At the end of the 20th century, we know far more than our luckier grandparents about those mechanisms. As Fischer shrewdly observes, "torture, cruelty, degradation are necessary elements in destroying human beings because they make it easier for the perpetrators to kill. . . . Gratuitous cruelty conditions those who have to carry out mass killings; it makes it possible for them to do what they did." That has been as true in Latin America or Rwanda or Bosnia as it was in German-occupied Europe. Whatever their atrocities prove, it is not that the men of Battalion 101 were acting out of any preexisting "exterminist" beliefs. They doubtlessly loathed "the Jews" and agreed that they were one of the world's misfortunes. But to kill them willingly, even with enthusiasm, required a state of mind that had to be constructed, step by step, until the necessary condition of numbness was acquired. To dehumanize the victims, by applying bestial cruelty to them in the prelude to finally taking their lives, was the first, indispensable lesson to be mastered.

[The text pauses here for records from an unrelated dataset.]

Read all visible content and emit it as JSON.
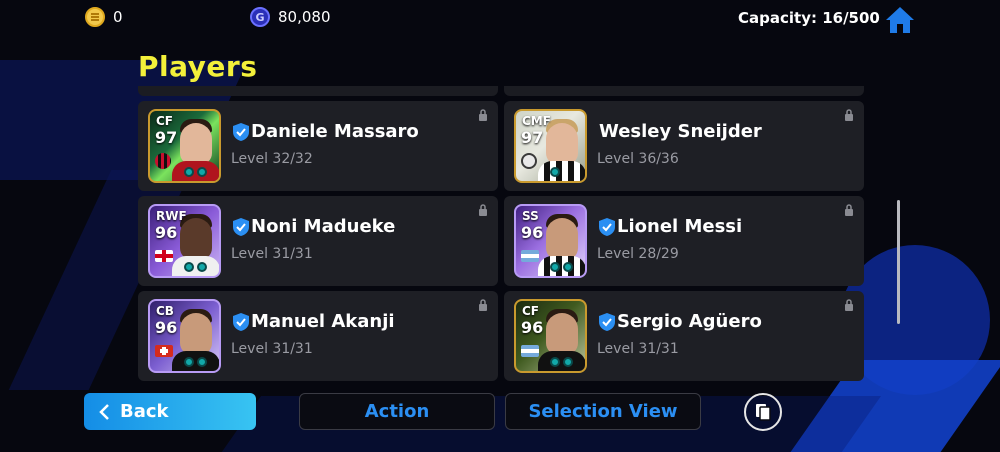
{
  "currency": {
    "ecoins": "0",
    "gp": "80,080",
    "ecoin_icon": "coin-icon",
    "gp_icon": "gp-icon",
    "gp_letter": "G"
  },
  "capacity": "Capacity: 16/500",
  "page_title": "Players",
  "players": [
    {
      "position": "CF",
      "rating": "97",
      "name": "Daniele Massaro",
      "level": "Level 32/32",
      "verified": true
    },
    {
      "position": "CMF",
      "rating": "97",
      "name": "Wesley Sneijder",
      "level": "Level 36/36",
      "verified": false
    },
    {
      "position": "RWF",
      "rating": "96",
      "name": "Noni Madueke",
      "level": "Level 31/31",
      "verified": true
    },
    {
      "position": "SS",
      "rating": "96",
      "name": "Lionel Messi",
      "level": "Level 28/29",
      "verified": true
    },
    {
      "position": "CB",
      "rating": "96",
      "name": "Manuel Akanji",
      "level": "Level 31/31",
      "verified": true
    },
    {
      "position": "CF",
      "rating": "96",
      "name": "Sergio Agüero",
      "level": "Level 31/31",
      "verified": true
    }
  ],
  "buttons": {
    "back": "Back",
    "action": "Action",
    "selection_view": "Selection View"
  },
  "colors": {
    "title": "#f3f03a",
    "accent_blue": "#2b8ff3",
    "card_bg": "#1e1f25"
  }
}
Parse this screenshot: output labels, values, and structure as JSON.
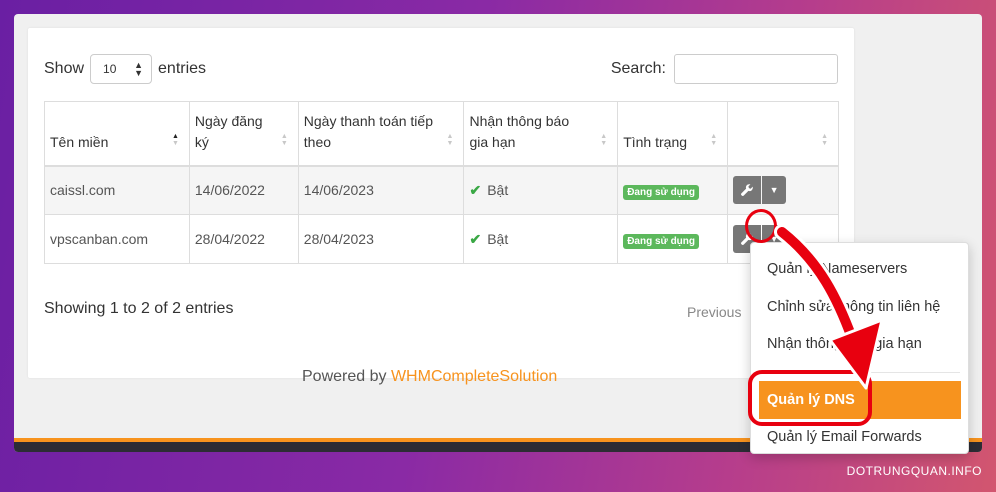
{
  "controls": {
    "show_label": "Show",
    "entries_value": "10",
    "entries_label": "entries",
    "search_label": "Search:",
    "search_value": ""
  },
  "table": {
    "headers": [
      "Tên miền",
      "Ngày đăng ký",
      "Ngày thanh toán tiếp theo",
      "Nhận thông báo gia hạn",
      "Tình trạng",
      ""
    ],
    "rows": [
      {
        "domain": "caissl.com",
        "registered": "14/06/2022",
        "next_due": "14/06/2023",
        "renewal_notice": "Bật",
        "status": "Đang sử dụng"
      },
      {
        "domain": "vpscanban.com",
        "registered": "28/04/2022",
        "next_due": "28/04/2023",
        "renewal_notice": "Bật",
        "status": "Đang sử dụng"
      }
    ]
  },
  "footer": {
    "showing_text": "Showing 1 to 2 of 2 entries",
    "previous_label": "Previous",
    "powered_prefix": "Powered by",
    "powered_link": "WHMCompleteSolution"
  },
  "dropdown": {
    "items": [
      "Quản lý Nameservers",
      "Chỉnh sửa thông tin liên hệ",
      "Nhận thông báo gia hạn",
      "Quản lý DNS",
      "Quản lý Email Forwards"
    ],
    "active_index": 3
  },
  "watermark": "DOTRUNGQUAN.INFO",
  "colors": {
    "accent_orange": "#f7931e",
    "status_green": "#5cb85c",
    "annotation_red": "#e8000f",
    "primary_blue": "#3b82f6"
  }
}
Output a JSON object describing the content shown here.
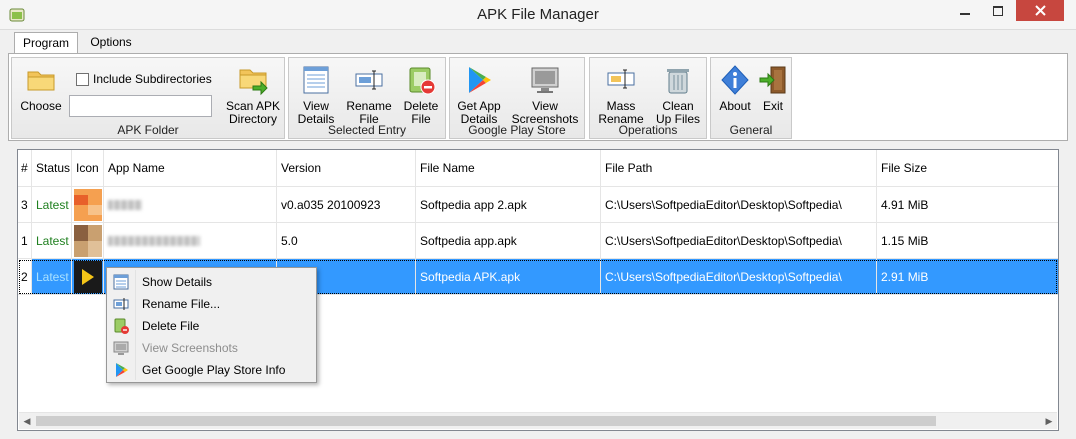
{
  "window": {
    "title": "APK File Manager"
  },
  "tabs": [
    {
      "label": "Program",
      "active": true
    },
    {
      "label": "Options",
      "active": false
    }
  ],
  "ribbon": {
    "apk_folder": {
      "label": "APK Folder",
      "choose_label": "Choose",
      "include_subdirs_label": "Include Subdirectories",
      "include_subdirs_checked": false,
      "path_value": "",
      "scan_line1": "Scan APK",
      "scan_line2": "Directory"
    },
    "selected_entry": {
      "label": "Selected Entry",
      "view_line1": "View",
      "view_line2": "Details",
      "rename_line1": "Rename",
      "rename_line2": "File",
      "delete_line1": "Delete",
      "delete_line2": "File"
    },
    "play_store": {
      "label": "Google Play Store",
      "get_line1": "Get App",
      "get_line2": "Details",
      "screens_line1": "View",
      "screens_line2": "Screenshots"
    },
    "operations": {
      "label": "Operations",
      "mass_line1": "Mass",
      "mass_line2": "Rename",
      "clean_line1": "Clean",
      "clean_line2": "Up Files"
    },
    "general": {
      "label": "General",
      "about": "About",
      "exit": "Exit"
    }
  },
  "table": {
    "columns": [
      "#",
      "Status",
      "Icon",
      "App Name",
      "Version",
      "File Name",
      "File Path",
      "File Size"
    ],
    "rows": [
      {
        "num": "3",
        "status": "Latest",
        "app_name": "",
        "version": "v0.a035 20100923",
        "file_name": "Softpedia app 2.apk",
        "file_path": "C:\\Users\\SoftpediaEditor\\Desktop\\Softpedia\\",
        "file_size": "4.91 MiB",
        "selected": false
      },
      {
        "num": "1",
        "status": "Latest",
        "app_name": "",
        "version": "5.0",
        "file_name": "Softpedia app.apk",
        "file_path": "C:\\Users\\SoftpediaEditor\\Desktop\\Softpedia\\",
        "file_size": "1.15 MiB",
        "selected": false
      },
      {
        "num": "2",
        "status": "Latest",
        "app_name": "",
        "version": "",
        "file_name": "Softpedia APK.apk",
        "file_path": "C:\\Users\\SoftpediaEditor\\Desktop\\Softpedia\\",
        "file_size": "2.91 MiB",
        "selected": true
      }
    ]
  },
  "context_menu": {
    "items": [
      {
        "label": "Show Details",
        "icon": "details-icon",
        "enabled": true
      },
      {
        "label": "Rename File...",
        "icon": "rename-icon",
        "enabled": true
      },
      {
        "label": "Delete File",
        "icon": "delete-icon",
        "enabled": true
      },
      {
        "label": "View Screenshots",
        "icon": "screenshots-icon",
        "enabled": false
      },
      {
        "label": "Get Google Play Store Info",
        "icon": "play-store-icon",
        "enabled": true
      }
    ]
  },
  "colors": {
    "selection": "#3399ff",
    "status_latest": "#208020",
    "close_button": "#c7473f"
  }
}
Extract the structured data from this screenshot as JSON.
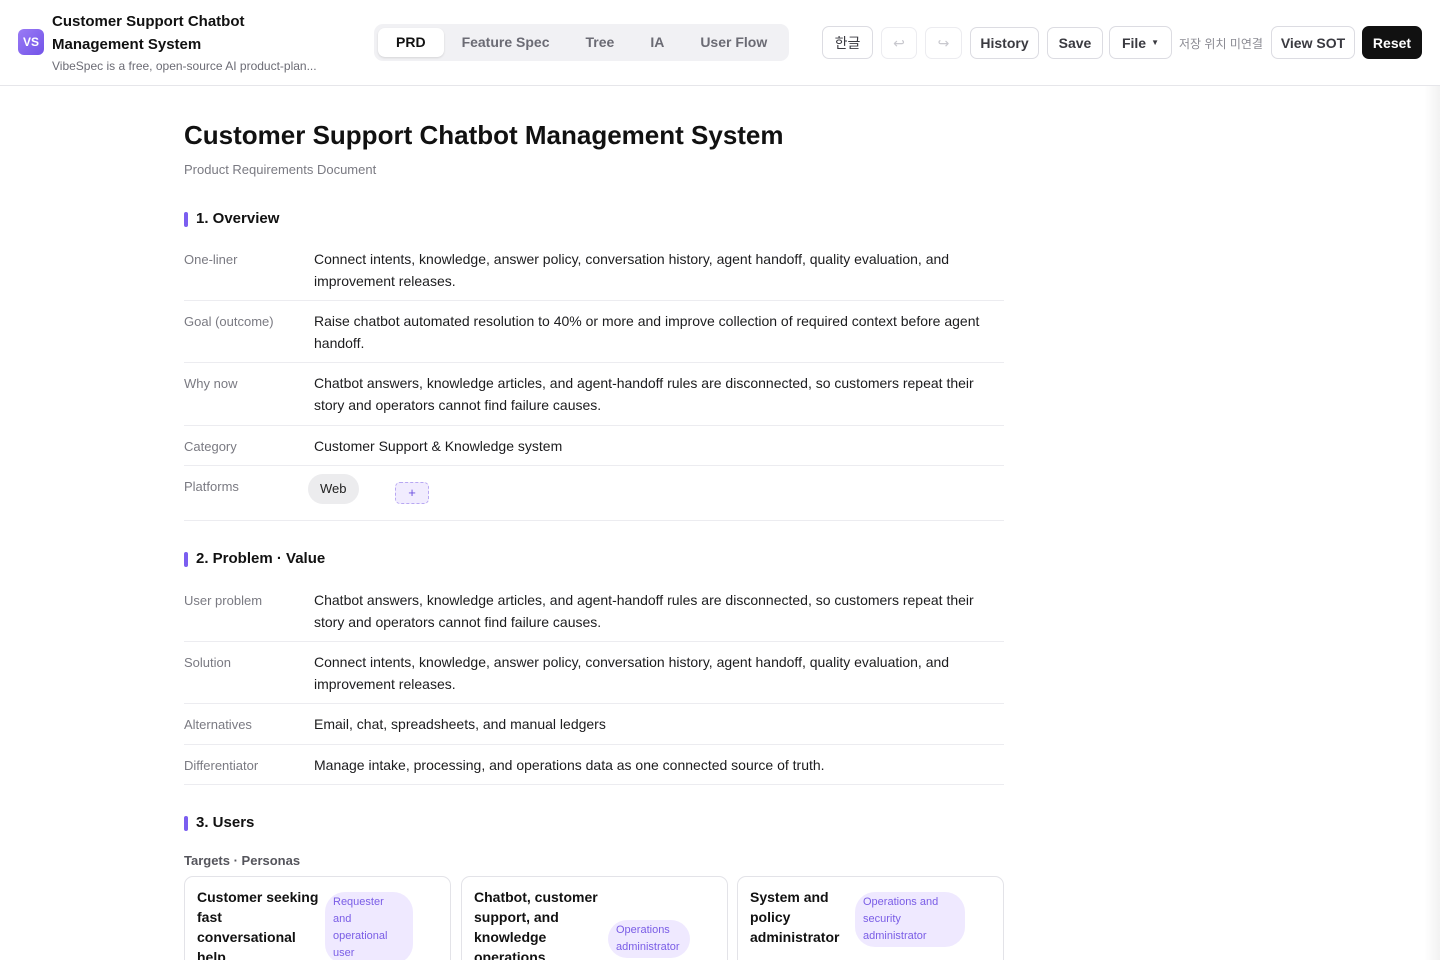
{
  "app": {
    "logo": "VS",
    "title": "Customer Support Chatbot Management System",
    "subtitle": "VibeSpec is a free, open-source AI product-plan..."
  },
  "tabs": [
    "PRD",
    "Feature Spec",
    "Tree",
    "IA",
    "User Flow"
  ],
  "active_tab": "PRD",
  "toolbar": {
    "lang": "한글",
    "undo": "↩",
    "redo": "↪",
    "history": "History",
    "save": "Save",
    "file": "File",
    "storage_status": "저장 위치 미연결",
    "view_sot": "View SOT",
    "reset": "Reset"
  },
  "doc": {
    "title": "Customer Support Chatbot Management System",
    "subtitle": "Product Requirements Document",
    "overview": {
      "heading": "1. Overview",
      "one_liner_label": "One-liner",
      "one_liner": "Connect intents, knowledge, answer policy, conversation history, agent handoff, quality evaluation, and improvement releases.",
      "goal_label": "Goal (outcome)",
      "goal": "Raise chatbot automated resolution to 40% or more and improve collection of required context before agent handoff.",
      "why_label": "Why now",
      "why": "Chatbot answers, knowledge articles, and agent-handoff rules are disconnected, so customers repeat their story and operators cannot find failure causes.",
      "category_label": "Category",
      "category": "Customer Support & Knowledge system",
      "platforms_label": "Platforms",
      "platforms": [
        "Web"
      ],
      "add_platform": "+"
    },
    "problem": {
      "heading": "2. Problem · Value",
      "user_problem_label": "User problem",
      "user_problem": "Chatbot answers, knowledge articles, and agent-handoff rules are disconnected, so customers repeat their story and operators cannot find failure causes.",
      "solution_label": "Solution",
      "solution": "Connect intents, knowledge, answer policy, conversation history, agent handoff, quality evaluation, and improvement releases.",
      "alternatives_label": "Alternatives",
      "alternatives": "Email, chat, spreadsheets, and manual ledgers",
      "differentiator_label": "Differentiator",
      "differentiator": "Manage intake, processing, and operations data as one connected source of truth."
    },
    "users": {
      "heading": "3. Users",
      "subheading": "Targets · Personas",
      "personas": [
        {
          "name": "Customer seeking fast conversational help",
          "role": "Requester and operational user"
        },
        {
          "name": "Chatbot, customer support, and knowledge operations",
          "role": "Operations administrator"
        },
        {
          "name": "System and policy administrator",
          "role": "Operations and security administrator"
        }
      ]
    }
  }
}
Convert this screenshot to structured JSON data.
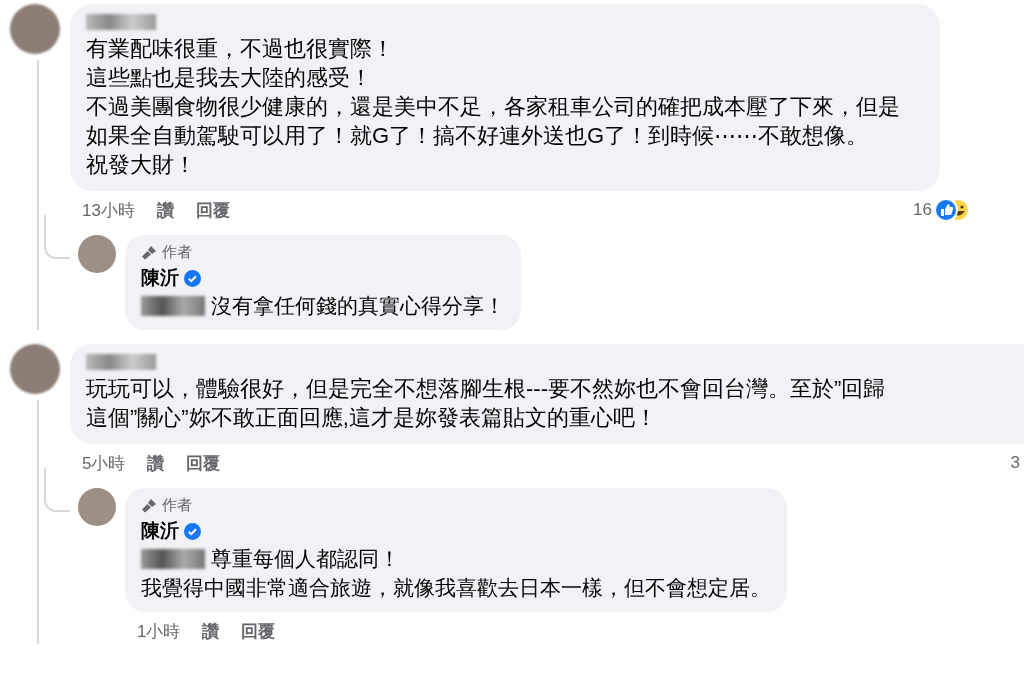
{
  "comments": [
    {
      "lines": [
        "有業配味很重，不過也很實際！",
        "這些點也是我去大陸的感受！",
        "不過美團食物很少健康的，還是美中不足，各家租車公司的確把成本壓了下來，但是",
        "如果全自動駕駛可以用了！就G了！搞不好連外送也G了！到時候⋯⋯不敢想像。",
        "祝發大財！"
      ],
      "time": "13小時",
      "like": "讚",
      "reply": "回覆",
      "reaction_count": "16",
      "reaction_icons": true,
      "replies": [
        {
          "badge": "作者",
          "author": "陳沂",
          "verified": true,
          "mention_tag": true,
          "lines": [
            "沒有拿任何錢的真實心得分享！"
          ]
        }
      ]
    },
    {
      "lines": [
        "玩玩可以，體驗很好，但是完全不想落腳生根---要不然妳也不會回台灣。至於”回歸",
        "這個”關心”妳不敢正面回應,這才是妳發表篇貼文的重心吧！"
      ],
      "time": "5小時",
      "like": "讚",
      "reply": "回覆",
      "reaction_count": "3",
      "reaction_icons": false,
      "replies": [
        {
          "badge": "作者",
          "author": "陳沂",
          "verified": true,
          "mention_tag": true,
          "lines": [
            "尊重每個人都認同！",
            "我覺得中國非常適合旅遊，就像我喜歡去日本一樣，但不會想定居。"
          ],
          "time": "1小時",
          "like": "讚",
          "reply": "回覆"
        }
      ]
    }
  ]
}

This point is eagerly snatched up by Finkelstein. Goldhagen, he claims, has painted himself into a corner by admitting that Germans with more Nazi indoctrination (like the uniformed SS) were actually less brutal to Jews than Germans who lacked party discipline and racialist training. Where does that leave the native "exterminist anti-Semitism" that Goldhagen attributes to the German nation? But here Finkelstein's fury runs ahead of his logic, and it's at about this stage in the book that the reader may begin to feel impatient with him.
The trouble with Finkelstein is that he is not content to win an argument. He carries on with foaming relish until he thinks he has stomped his opponent to dust. This is irritating, because so much of what he has to say is important as well as provocative. He makes, for instance, a distinction between "Holocaust scholarship" and "Holocaust literature"--the one historical and multicausal, the other "unhistorical and monocausal." The scholars agree that popular German anti-Semitism was only one of the factors behind Hitler's rise to power and the Final Solution. The litterateurs, in contrast, see the Nazi genocide as "the climax of a millennial Gentile hatred of Jews" and insist on the uniqueness of the Jewish Holocaust, something that must never be "relativized" by comparison to other genocidal slaughters.
Goldhagen's book, according to Finkelstein, is the first foray from Holocaust literature to invade the territory of scholarship. And he goes on to denounce the literature as a genre developed for "crass political motives" to provide moral support for the state of Israel. "Holocaust literature first flourished in the wake of the June 1967 Arab-Israeli war. This is the crucial context for comprehending the Goldhagen phenomenon."
Much of this is true, or partly true. But Finkelstein puts it so ruthlessly with such extremes and reductions that he comes close to producing his own Holocaust "anti-literature." The truth is more complicated, and--to go back to the central piece of evidence here--it would be tragic if anybody concluded from Finkelstein that the tale of Police Battalion 101 is not worth studying. This testimony is one of the most terrible documents to emerge from the 20th century. If Goldhagen fails to extract from it conclusive evidence for his main thesis, the story of that unit nonetheless shows that "ordinary" Germans could be induced to show pitiless savagery to Jews and that a substantial percentage of other "ordinary" Germans must have known what was going on.
Fischer in "The History of an Obsession" sums up the current state of opinion among historians. "One emerging consensus . . . indicates that the German people did not subscribe to the biological-racial Jew-hatred of the Nazi leadership. The best judgment on the nature of public Judeophobia in Nazi Germany and its effects is that of Norman Cohn, who argued that 'the majority was conditioned not so much to fanatical hatred as to utter indifference.' This was no small achievement, for it was all that the murderers needed by way of public support to carry out their crime."